“Power is our relationship to life,” said Native American activist John Trudell. Hence the call to arms during the movement was Miniwiconi or “water is life.” During the movement, activists created actions against the pipeline after attack dogs used by private security on DAPL land attacked some protesters. The situation escalated as authorities used militarized force against protesters. In early December, Sophie Wilansky nearly lost her arm to a concussion grenade. Dozens suffered hypothermia as they were doused with a water cannon in subfreezing weather.
In early March of 2017, authorities enforced the forced evacuation of Oceti Sakowin, a protest camp on Army Corps land that, at one point, swelled to 10,000 to stop the construction of the pipeline. On that day and the next, 200 police officers moved in with militarized force and arrested 46 people. Protesters were literally pushed back to the Standing Rock Reservation boundaries. During a tactical maneuver, several protesters were surrounded as others fled unto the precariously frozen Cannonball River.

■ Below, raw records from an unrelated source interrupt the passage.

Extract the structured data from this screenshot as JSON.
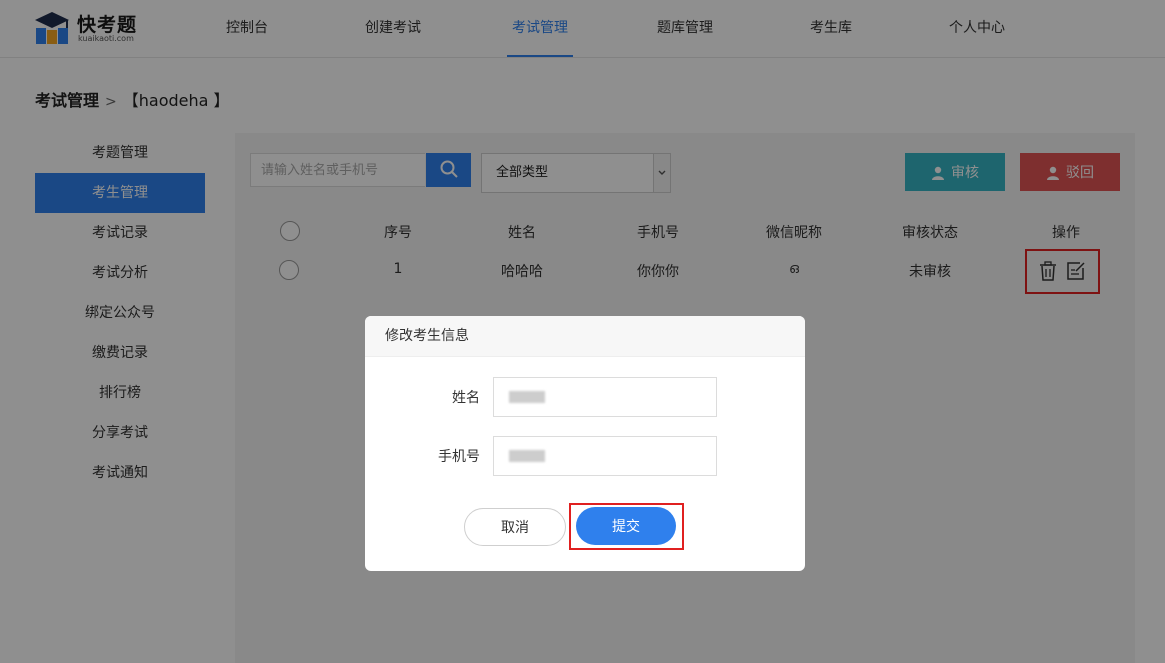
{
  "brand": {
    "name": "快考题",
    "domain": "kuaikaoti.com"
  },
  "nav": {
    "items": [
      "控制台",
      "创建考试",
      "考试管理",
      "题库管理",
      "考生库",
      "个人中心"
    ],
    "active_index": 2
  },
  "breadcrumb": {
    "root": "考试管理",
    "separator": ">",
    "current": "【haodeha 】"
  },
  "sidebar": {
    "items": [
      "考题管理",
      "考生管理",
      "考试记录",
      "考试分析",
      "绑定公众号",
      "缴费记录",
      "排行榜",
      "分享考试",
      "考试通知"
    ],
    "active_index": 1
  },
  "toolbar": {
    "search_placeholder": "请输入姓名或手机号",
    "type_select": "全部类型",
    "approve_label": "审核",
    "reject_label": "驳回"
  },
  "table": {
    "headers": [
      "序号",
      "姓名",
      "手机号",
      "微信昵称",
      "审核状态",
      "操作"
    ],
    "rows": [
      {
        "index": "1",
        "name": "哈哈哈",
        "phone": "你你你",
        "wechat": "ഒ",
        "status": "未审核"
      }
    ]
  },
  "modal": {
    "title": "修改考生信息",
    "name_label": "姓名",
    "phone_label": "手机号",
    "name_value": "",
    "phone_value": "",
    "cancel_label": "取消",
    "submit_label": "提交"
  },
  "colors": {
    "accent": "#2f80ed",
    "approve": "#36b5c4",
    "reject": "#e05555",
    "highlight": "#e02020"
  }
}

President Trump has approved the Pipestone XL Pipeline which traverses “right through the heart of the Oceti Sacowin Treaty area,” according to Dallas Goldtooth of the Indigenous Environmental Network. These are rights that were negotiated before the Treaty of Fort Laramie in 1868. This pipeline, like DAPL, willfully ignores the treaties, Goldtooth says. The XL Pipeline crosses over the Oglala Aquifer that supplies much of the water for Midwest agriculture: “The potential for a spill there is far too great of a risk for not only tribal members but for non-native people to take in this region,” says Goldtooth.
The #NODAPL movement, which entwined environmentalists with Native American activists, is part of a new consciousness to protect the land from environmental abuse, especially when Native American rights are trampled or ignored. The movement echoes the Standoff at Wounded Knee and the Occupation of Alcatraz Island by the American Indian Movement (AIM), which also signaled a new consciousness for sovereignty and against federal corruption in the management of tribal resources.
The body of work I submit demonstrates a commitment to documenting this new consciousness. My goal with the funding of this grant is to document current and future actions of the Native American environmental movement. The protest movement for the construction of the XL Pipeline is already taking shape near the Rosebud Reservation in South Dakota. Time to plan coverage.